**Items from a dataset**.
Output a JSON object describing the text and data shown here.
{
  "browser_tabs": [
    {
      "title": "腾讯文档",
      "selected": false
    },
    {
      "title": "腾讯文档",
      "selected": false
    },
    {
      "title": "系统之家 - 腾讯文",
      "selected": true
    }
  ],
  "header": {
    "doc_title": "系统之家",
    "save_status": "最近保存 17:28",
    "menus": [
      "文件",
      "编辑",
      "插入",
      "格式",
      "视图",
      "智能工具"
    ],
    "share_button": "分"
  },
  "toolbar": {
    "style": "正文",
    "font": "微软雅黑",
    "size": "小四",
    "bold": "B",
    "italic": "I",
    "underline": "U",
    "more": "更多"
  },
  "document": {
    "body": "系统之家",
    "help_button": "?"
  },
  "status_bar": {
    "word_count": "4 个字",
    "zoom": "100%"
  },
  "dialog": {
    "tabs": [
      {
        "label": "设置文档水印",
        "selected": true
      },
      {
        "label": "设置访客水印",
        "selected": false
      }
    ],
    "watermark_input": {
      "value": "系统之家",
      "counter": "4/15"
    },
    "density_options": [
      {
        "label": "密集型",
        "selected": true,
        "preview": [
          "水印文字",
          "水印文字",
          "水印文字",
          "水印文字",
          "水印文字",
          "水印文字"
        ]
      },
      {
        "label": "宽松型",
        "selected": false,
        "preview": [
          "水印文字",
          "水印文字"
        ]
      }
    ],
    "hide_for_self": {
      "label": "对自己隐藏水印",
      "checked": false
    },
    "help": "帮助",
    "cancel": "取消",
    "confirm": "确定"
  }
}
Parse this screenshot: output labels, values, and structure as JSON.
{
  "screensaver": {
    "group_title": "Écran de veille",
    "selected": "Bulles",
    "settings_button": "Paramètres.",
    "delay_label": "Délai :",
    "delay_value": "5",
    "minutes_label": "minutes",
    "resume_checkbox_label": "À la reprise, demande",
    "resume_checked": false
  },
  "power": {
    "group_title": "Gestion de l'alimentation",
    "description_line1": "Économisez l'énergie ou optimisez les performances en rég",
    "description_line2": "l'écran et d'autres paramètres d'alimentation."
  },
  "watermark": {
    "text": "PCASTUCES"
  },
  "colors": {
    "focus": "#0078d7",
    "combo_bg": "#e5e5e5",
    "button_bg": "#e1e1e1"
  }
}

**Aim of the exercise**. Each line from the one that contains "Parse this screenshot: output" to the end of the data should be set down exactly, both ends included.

**Finished exercise**.
Parse this screenshot: output labels, values, and structure as JSON.
{
  "screensaver": {
    "group_title": "Écran de veille",
    "selected": "Bulles",
    "settings_button": "Paramètres.",
    "delay_label": "Délai :",
    "delay_value": "5",
    "minutes_label": "minutes",
    "resume_checkbox_label": "À la reprise, demande",
    "resume_checked": false
  },
  "power": {
    "group_title": "Gestion de l'alimentation",
    "description_line1": "Économisez l'énergie ou optimisez les performances en rég",
    "description_line2": "l'écran et d'autres paramètres d'alimentation."
  },
  "watermark": {
    "text": "PCASTUCES"
  },
  "colors": {
    "focus": "#0078d7",
    "combo_bg": "#e5e5e5",
    "button_bg": "#e1e1e1"
  }
}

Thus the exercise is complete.